A case-control study is a study in which the frequency of past exposure is compared between one group of individuals who do not have the outcome of interest (controls) and another group of individuals that do have the outcome of interest (cases). B.
A cohort study involves following a chosen group of people over a period of time, and later comparing the incidence of disease between individuals who were exposed and those who were not exposed. C.
A cross-sectional study is one that assesses the exposure and outcome at the same point in time. D.
A clinical trial is a highly controlled study that evaluates the efficacy and safety of medications or medical devices.

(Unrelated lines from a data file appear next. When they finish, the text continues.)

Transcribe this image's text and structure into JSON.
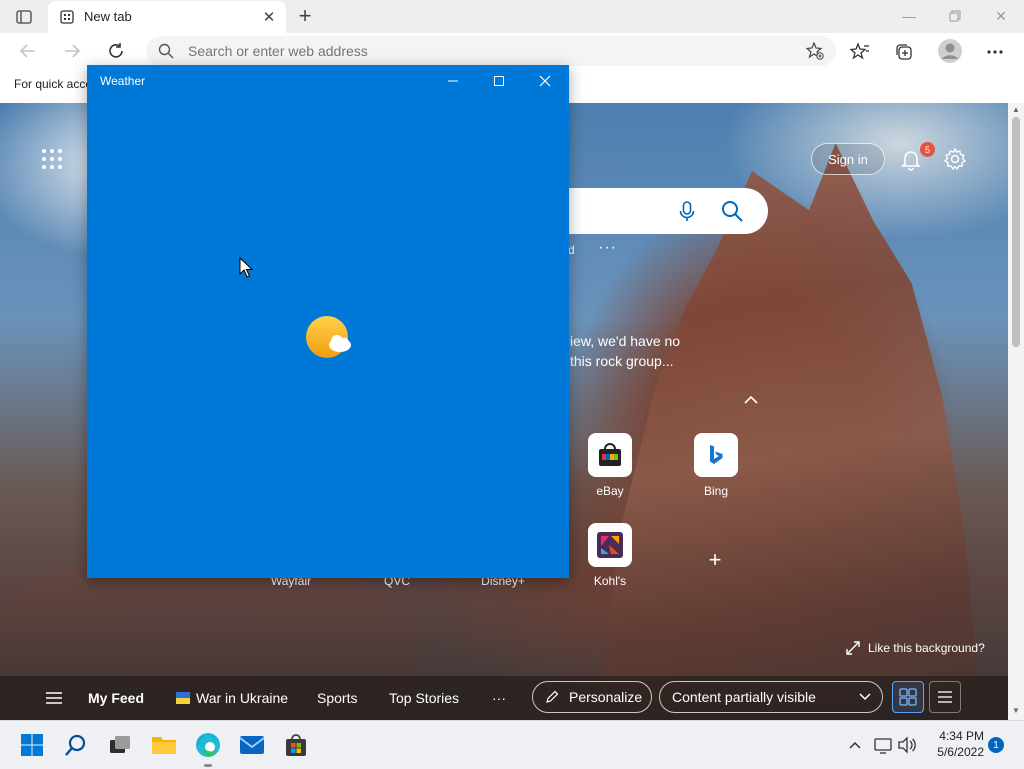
{
  "browser": {
    "tab_title": "New tab",
    "address_placeholder": "Search or enter web address",
    "favorites_bar_text": "For quick acce"
  },
  "ntp": {
    "signin_label": "Sign in",
    "notification_count": "5",
    "quicklinks_fragment": "d",
    "quicklinks_more": "···",
    "caption_line1": "iew, we'd have no",
    "caption_line2": "this rock group...",
    "tiles": [
      {
        "label": "eBay"
      },
      {
        "label": "Bing"
      },
      {
        "label": "Kohl's"
      },
      {
        "label": "Wayfair"
      },
      {
        "label": "QVC"
      },
      {
        "label": "Disney+"
      }
    ],
    "add_tile": "+",
    "like_background": "Like this background?",
    "feed": {
      "my_feed": "My Feed",
      "war_in_ukraine": "War in Ukraine",
      "sports": "Sports",
      "top_stories": "Top Stories",
      "more": "···",
      "personalize": "Personalize",
      "content_visibility": "Content partially visible"
    }
  },
  "weather_window": {
    "title": "Weather"
  },
  "taskbar": {
    "time": "4:34 PM",
    "date": "5/6/2022",
    "notification_count": "1"
  },
  "colors": {
    "weather_blue": "#0078d7",
    "taskbar_bg": "#eef0f3",
    "badge_red": "#e2553f",
    "accent_blue": "#0067c0"
  }
}
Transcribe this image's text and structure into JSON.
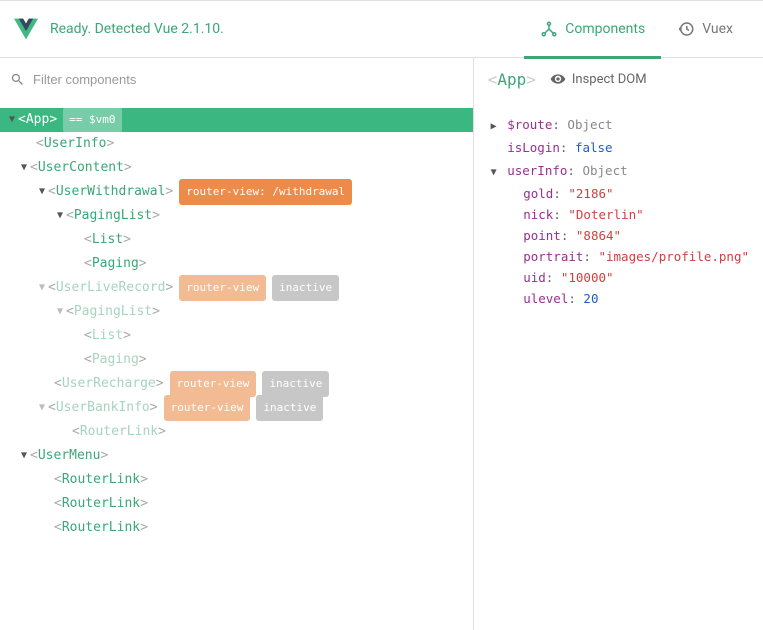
{
  "header": {
    "status": "Ready. Detected Vue 2.1.10.",
    "tabs": {
      "components": "Components",
      "vuex": "Vuex"
    }
  },
  "filter": {
    "placeholder": "Filter components"
  },
  "tree": {
    "root": "App",
    "root_eq": "== $vm0",
    "nodes": {
      "userInfo": "UserInfo",
      "userContent": "UserContent",
      "userWithdrawal": "UserWithdrawal",
      "router_withdrawal": "router-view: /withdrawal",
      "pagingList": "PagingList",
      "list": "List",
      "paging": "Paging",
      "userLiveRecord": "UserLiveRecord",
      "router_view": "router-view",
      "inactive": "inactive",
      "pagingList2": "PagingList",
      "list2": "List",
      "paging2": "Paging",
      "userRecharge": "UserRecharge",
      "userBankInfo": "UserBankInfo",
      "routerLink": "RouterLink",
      "userMenu": "UserMenu",
      "routerLink1": "RouterLink",
      "routerLink2": "RouterLink",
      "routerLink3": "RouterLink"
    }
  },
  "right": {
    "selected": "App",
    "inspect": "Inspect DOM",
    "props": {
      "route": {
        "key": "$route",
        "type": "Object"
      },
      "isLogin": {
        "key": "isLogin",
        "val": "false"
      },
      "userInfo": {
        "key": "userInfo",
        "type": "Object",
        "children": {
          "gold": {
            "key": "gold",
            "val": "\"2186\""
          },
          "nick": {
            "key": "nick",
            "val": "\"Doterlin\""
          },
          "point": {
            "key": "point",
            "val": "\"8864\""
          },
          "portrait": {
            "key": "portrait",
            "val": "\"images/profile.png\""
          },
          "uid": {
            "key": "uid",
            "val": "\"10000\""
          },
          "ulevel": {
            "key": "ulevel",
            "val": "20"
          }
        }
      }
    }
  }
}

Measure of Occurrence
Incidence rate – The frequency with which susceptible individuals transition from being at risk to being diseased. ii.
Hazard rate - An individual’s probability of becoming a case at a precise time, given that they are at risk at that time. iii.
Cumulative incidence – The total number of new cases in the population at risk and within a specific period of time
Point prevalence – The number of people in a population that are diseased at a specific point in time. ii.
Period prevalence – The number of people in a population who become cases over a certain period of time.
Measure of Association
Risk ratio – The probability of an individual becoming a case among a group which is exposed compared to the probability of an individual becoming a case among a group which is not exposed. ii.
Rate ratio – The incidence rate in the exposed group compared to the incidence rate in the unexposed group. iii.
Odds ratio – The odds that individuals who are cases were exposed compared to the odds that individuals who are non-cases were exposed. iv.
Hazard ratio – The ratio of the hazard rates in the exposed group compared to the unexposed group. H.
Please join StudyMode to read the full document